== WORK TO COMPLETE ==
State how many lines of the records include the word "header"; the reply is that number alone.

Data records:
╔══

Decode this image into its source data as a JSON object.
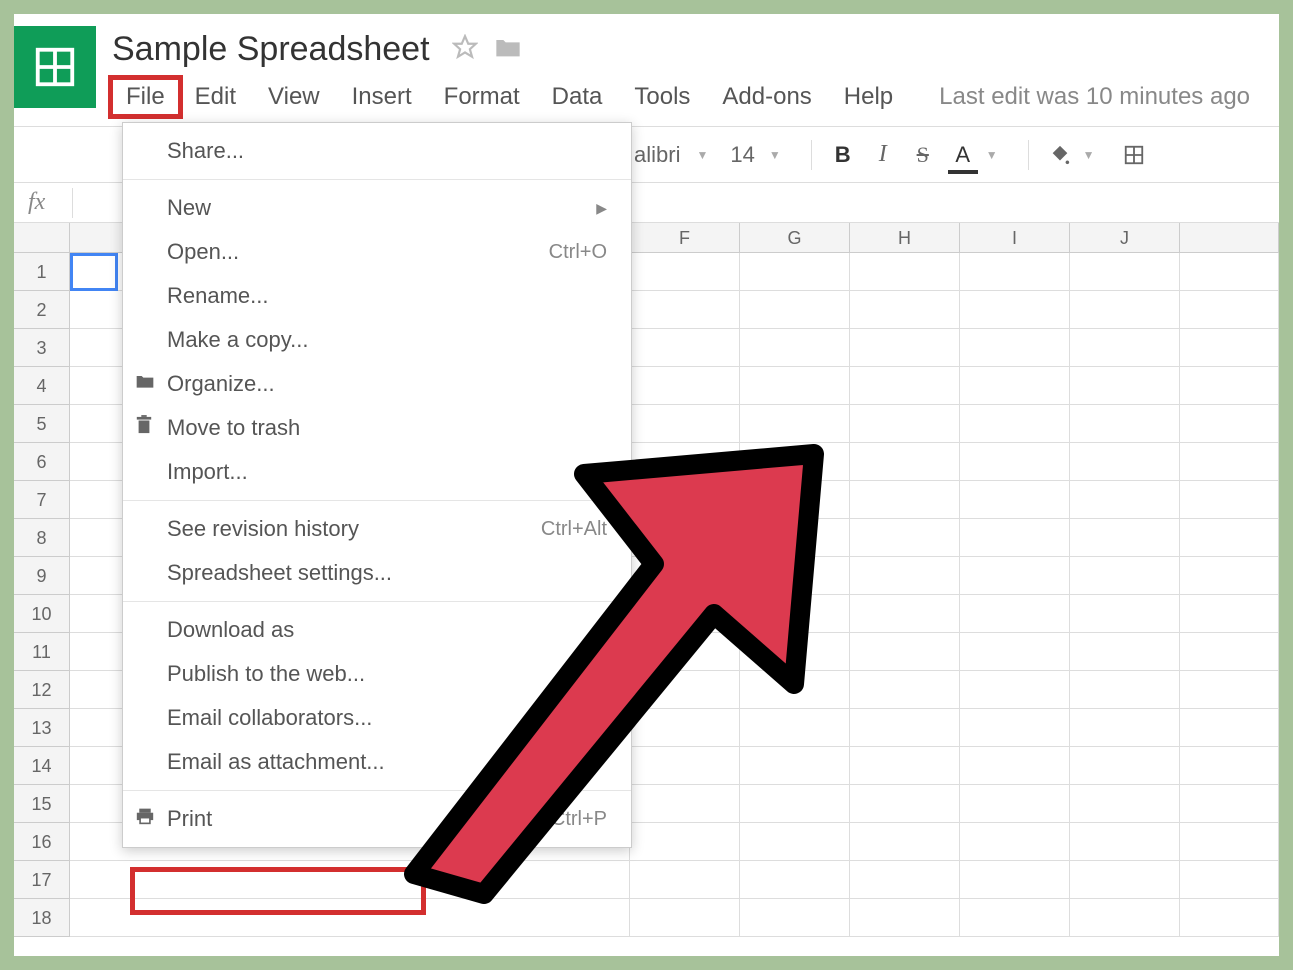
{
  "doc": {
    "title": "Sample Spreadsheet"
  },
  "menubar": {
    "file": "File",
    "edit": "Edit",
    "view": "View",
    "insert": "Insert",
    "format": "Format",
    "data": "Data",
    "tools": "Tools",
    "addons": "Add-ons",
    "help": "Help",
    "last_edit": "Last edit was 10 minutes ago"
  },
  "toolbar": {
    "font_name": "alibri",
    "font_size": "14",
    "bold": "B",
    "italic": "I",
    "strike": "S",
    "textcolor": "A"
  },
  "formula": {
    "fx": "fx"
  },
  "columns": [
    "F",
    "G",
    "H",
    "I",
    "J"
  ],
  "rows": [
    "1",
    "2",
    "3",
    "4",
    "5",
    "6",
    "7",
    "8",
    "9",
    "10",
    "11",
    "12",
    "13",
    "14",
    "15",
    "16",
    "17",
    "18"
  ],
  "file_menu": {
    "share": "Share...",
    "new": "New",
    "open": "Open...",
    "open_shortcut": "Ctrl+O",
    "rename": "Rename...",
    "make_copy": "Make a copy...",
    "organize": "Organize...",
    "move_to_trash": "Move to trash",
    "import": "Import...",
    "revision_history": "See revision history",
    "revision_shortcut": "Ctrl+Alt",
    "spreadsheet_settings": "Spreadsheet settings...",
    "download_as": "Download as",
    "publish_web": "Publish to the web...",
    "email_collab": "Email collaborators...",
    "email_attachment": "Email as attachment...",
    "print": "Print",
    "print_shortcut": "Ctrl+P"
  }
}
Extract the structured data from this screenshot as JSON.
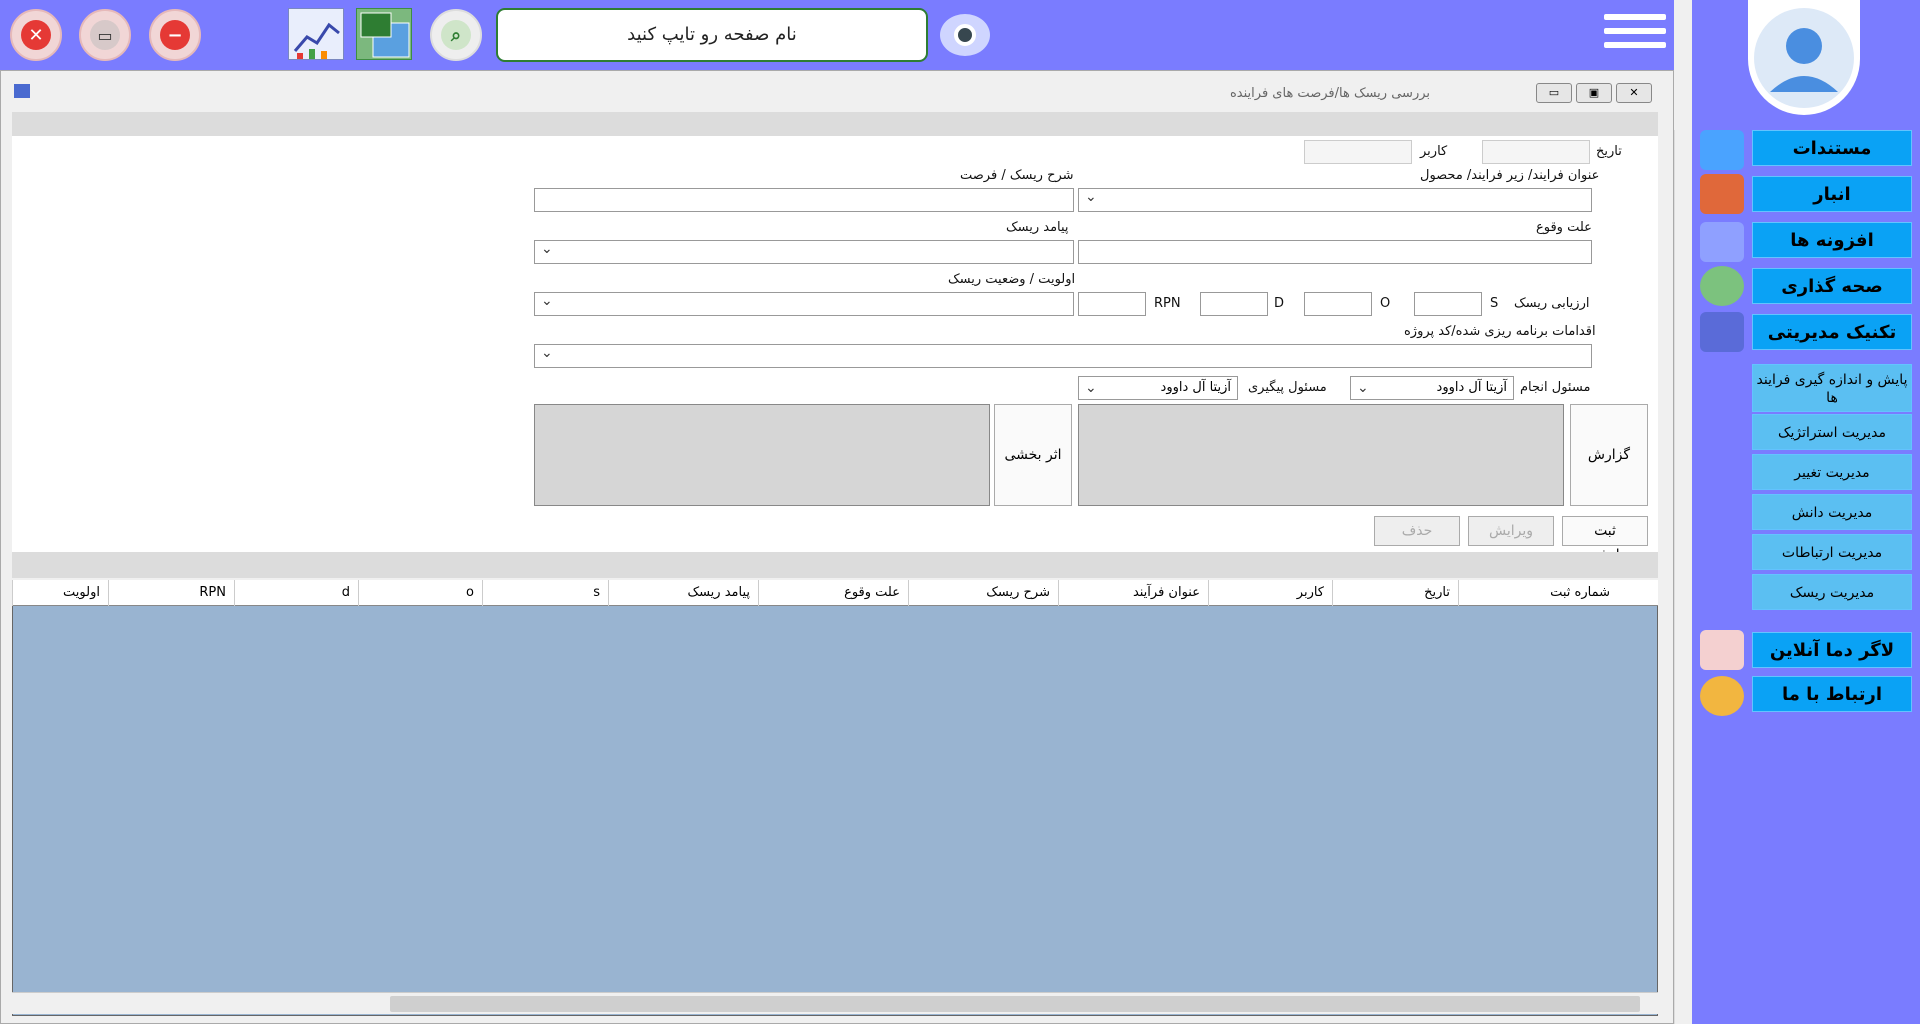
{
  "toolbar": {
    "search_placeholder": "نام صفحه رو تایپ کنید"
  },
  "window": {
    "title": "بررسی  ریسک  ها/فرصت های فراینده"
  },
  "form": {
    "date_label": "تاریخ",
    "user_label": "کاربر",
    "process_label": "عنوان فرایند/  زیر فرایند/ محصول",
    "risk_desc_label": "شرح ریسک / فرصت",
    "cause_label": "علت وقوع",
    "consequence_label": "پیامد ریسک",
    "eval_label": "ارزیابی ریسک",
    "s_label": "S",
    "o_label": "O",
    "d_label": "D",
    "rpn_label": "RPN",
    "priority_label": "اولویت / وضعیت ریسک",
    "actions_label": "اقدامات برنامه ریزی شده/کد پروژه",
    "responsible_label": "مسئول انجام",
    "responsible_value": "آزیتا  آل داوود",
    "follow_label": "مسئول پیگیری",
    "follow_value": "آزیتا  آل داوود",
    "monitor_btn": "گزارش پایش",
    "effect_btn": "اثر بخشی",
    "save_btn": "ثبت",
    "edit_btn": "ویرایش",
    "delete_btn": "حذف"
  },
  "grid": {
    "columns": [
      "شماره ثبت",
      "تاریخ",
      "کاربر",
      "عنوان فرآیند",
      "شرح ریسک",
      "علت وقوع",
      "پیامد ریسک",
      "s",
      "o",
      "d",
      "RPN",
      "اولویت"
    ]
  },
  "sidebar": {
    "main": [
      "مستندات",
      "انبار",
      "افزونه ها",
      "صحه گذاری",
      "تکنیک مدیریتی"
    ],
    "sub": [
      "پایش و اندازه گیری فرایند ها",
      "مدیریت استراتژیک",
      "مدیریت تغییر",
      "مدیریت دانش",
      "مدیریت ارتباطات",
      "مدیریت ریسک"
    ],
    "bottom": [
      "لاگر دما آنلاین",
      "ارتباط با ما"
    ]
  }
}
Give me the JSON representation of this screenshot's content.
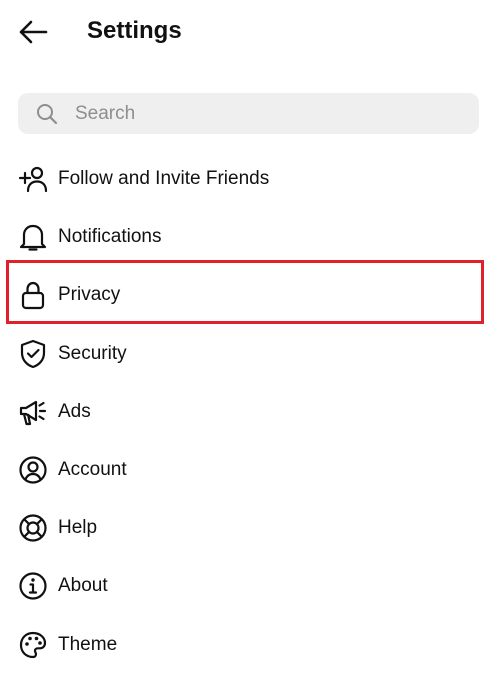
{
  "header": {
    "title": "Settings",
    "back_icon": "arrow-left-icon"
  },
  "search": {
    "placeholder": "Search",
    "value": "",
    "icon": "search-icon"
  },
  "menu": {
    "items": [
      {
        "label": "Follow and Invite Friends",
        "icon": "add-person-icon"
      },
      {
        "label": "Notifications",
        "icon": "bell-icon"
      },
      {
        "label": "Privacy",
        "icon": "lock-icon",
        "highlighted": true
      },
      {
        "label": "Security",
        "icon": "shield-check-icon"
      },
      {
        "label": "Ads",
        "icon": "megaphone-icon"
      },
      {
        "label": "Account",
        "icon": "user-circle-icon"
      },
      {
        "label": "Help",
        "icon": "lifebuoy-icon"
      },
      {
        "label": "About",
        "icon": "info-icon"
      },
      {
        "label": "Theme",
        "icon": "palette-icon"
      }
    ]
  },
  "colors": {
    "highlight_border": "#e0202a",
    "search_background": "#efefef",
    "text": "#111111",
    "placeholder": "#8e8e8e"
  }
}
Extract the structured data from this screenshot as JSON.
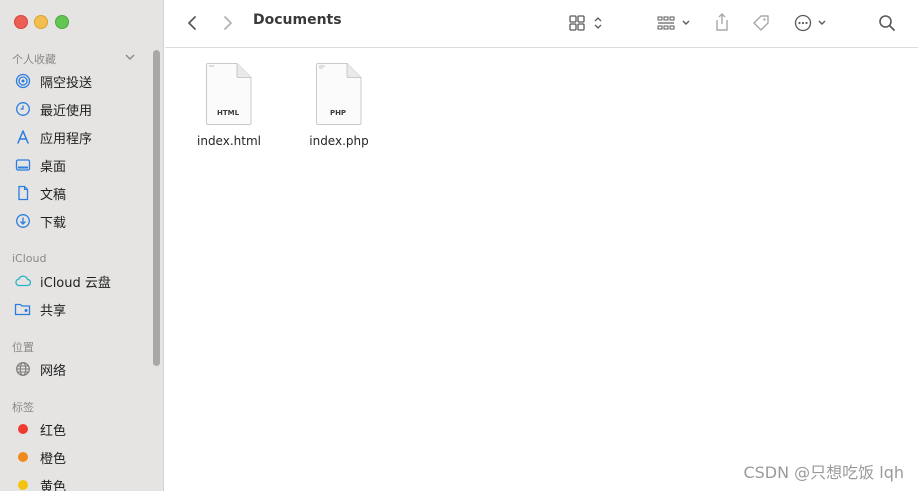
{
  "window": {
    "title": "Documents"
  },
  "sidebar": {
    "sections": [
      {
        "header": "个人收藏",
        "items": [
          {
            "label": "隔空投送",
            "icon": "airdrop-icon"
          },
          {
            "label": "最近使用",
            "icon": "clock-icon"
          },
          {
            "label": "应用程序",
            "icon": "applications-icon"
          },
          {
            "label": "桌面",
            "icon": "desktop-icon"
          },
          {
            "label": "文稿",
            "icon": "document-icon"
          },
          {
            "label": "下载",
            "icon": "download-icon"
          }
        ]
      },
      {
        "header": "iCloud",
        "items": [
          {
            "label": "iCloud 云盘",
            "icon": "cloud-icon"
          },
          {
            "label": "共享",
            "icon": "shared-folder-icon"
          }
        ]
      },
      {
        "header": "位置",
        "items": [
          {
            "label": "网络",
            "icon": "network-globe-icon"
          }
        ]
      },
      {
        "header": "标签",
        "items": [
          {
            "label": "红色",
            "color": "#ee3b30"
          },
          {
            "label": "橙色",
            "color": "#f08a1c"
          },
          {
            "label": "黄色",
            "color": "#f2c40f"
          }
        ]
      }
    ]
  },
  "files": [
    {
      "name": "index.html",
      "type": "HTML"
    },
    {
      "name": "index.php",
      "type": "PHP"
    }
  ],
  "watermark": "CSDN @只想吃饭 lqh",
  "colors": {
    "accent": "#2b7de0",
    "sidebar_bg": "#e5e4e3"
  }
}
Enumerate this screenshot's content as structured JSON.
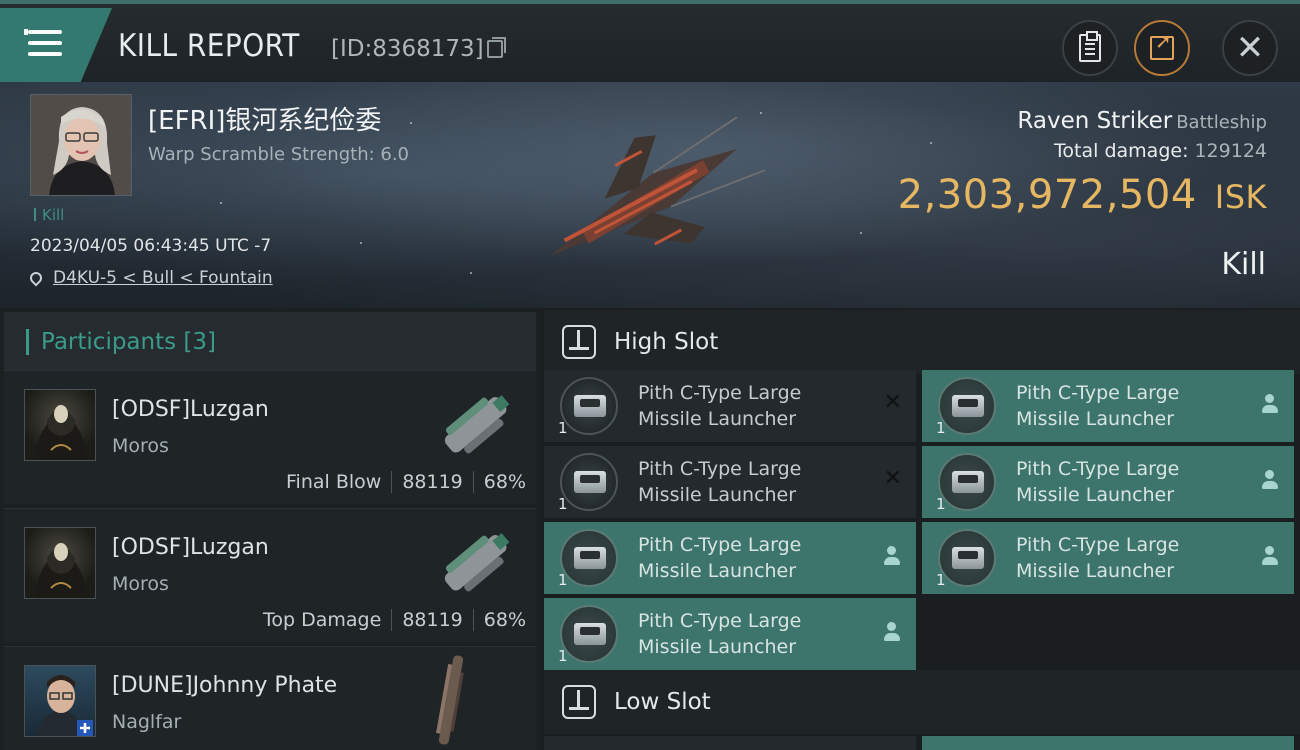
{
  "window": {
    "title": "KILL REPORT",
    "report_id": "[ID:8368173]"
  },
  "victim": {
    "name": "[EFRI]银河系纪俭委",
    "warp_scramble": "Warp Scramble Strength: 6.0",
    "kill_tag": "Kill",
    "datetime": "2023/04/05 06:43:45 UTC -7",
    "location": "D4KU-5 < Bull < Fountain",
    "ship_name": "Raven Striker",
    "ship_class": "Battleship",
    "total_damage_label": "Total damage:",
    "total_damage": "129124",
    "isk_value": "2,303,972,504",
    "isk_unit": "ISK",
    "result": "Kill"
  },
  "participants": {
    "header": "Participants [3]",
    "items": [
      {
        "name": "[ODSF]Luzgan",
        "ship": "Moros",
        "role": "Final Blow",
        "damage": "88119",
        "percent": "68%"
      },
      {
        "name": "[ODSF]Luzgan",
        "ship": "Moros",
        "role": "Top Damage",
        "damage": "88119",
        "percent": "68%"
      },
      {
        "name": "[DUNE]Johnny Phate",
        "ship": "Naglfar",
        "role": "",
        "damage": "",
        "percent": ""
      }
    ]
  },
  "slots": {
    "high_title": "High Slot",
    "low_title": "Low Slot",
    "high_modules": [
      {
        "line1": "Pith C-Type Large",
        "line2": "Missile Launcher",
        "qty": "1",
        "state": "destroyed"
      },
      {
        "line1": "Pith C-Type Large",
        "line2": "Missile Launcher",
        "qty": "1",
        "state": "dropped"
      },
      {
        "line1": "Pith C-Type Large",
        "line2": "Missile Launcher",
        "qty": "1",
        "state": "destroyed"
      },
      {
        "line1": "Pith C-Type Large",
        "line2": "Missile Launcher",
        "qty": "1",
        "state": "dropped"
      },
      {
        "line1": "Pith C-Type Large",
        "line2": "Missile Launcher",
        "qty": "1",
        "state": "dropped"
      },
      {
        "line1": "Pith C-Type Large",
        "line2": "Missile Launcher",
        "qty": "1",
        "state": "dropped"
      },
      {
        "line1": "Pith C-Type Large",
        "line2": "Missile Launcher",
        "qty": "1",
        "state": "dropped"
      }
    ]
  },
  "icons": {
    "menu": "hamburger-menu-icon",
    "copy": "copy-icon",
    "clipboard": "clipboard-icon",
    "share": "share-icon",
    "close": "close-icon",
    "location": "map-pin-icon",
    "slot": "slot-icon",
    "destroyed": "x-icon",
    "dropped": "person-icon"
  },
  "colors": {
    "accent": "#3b9b8b",
    "isk": "#e5b763",
    "dropped_bg": "#3d756d"
  }
}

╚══

== TASK RESULT ==
6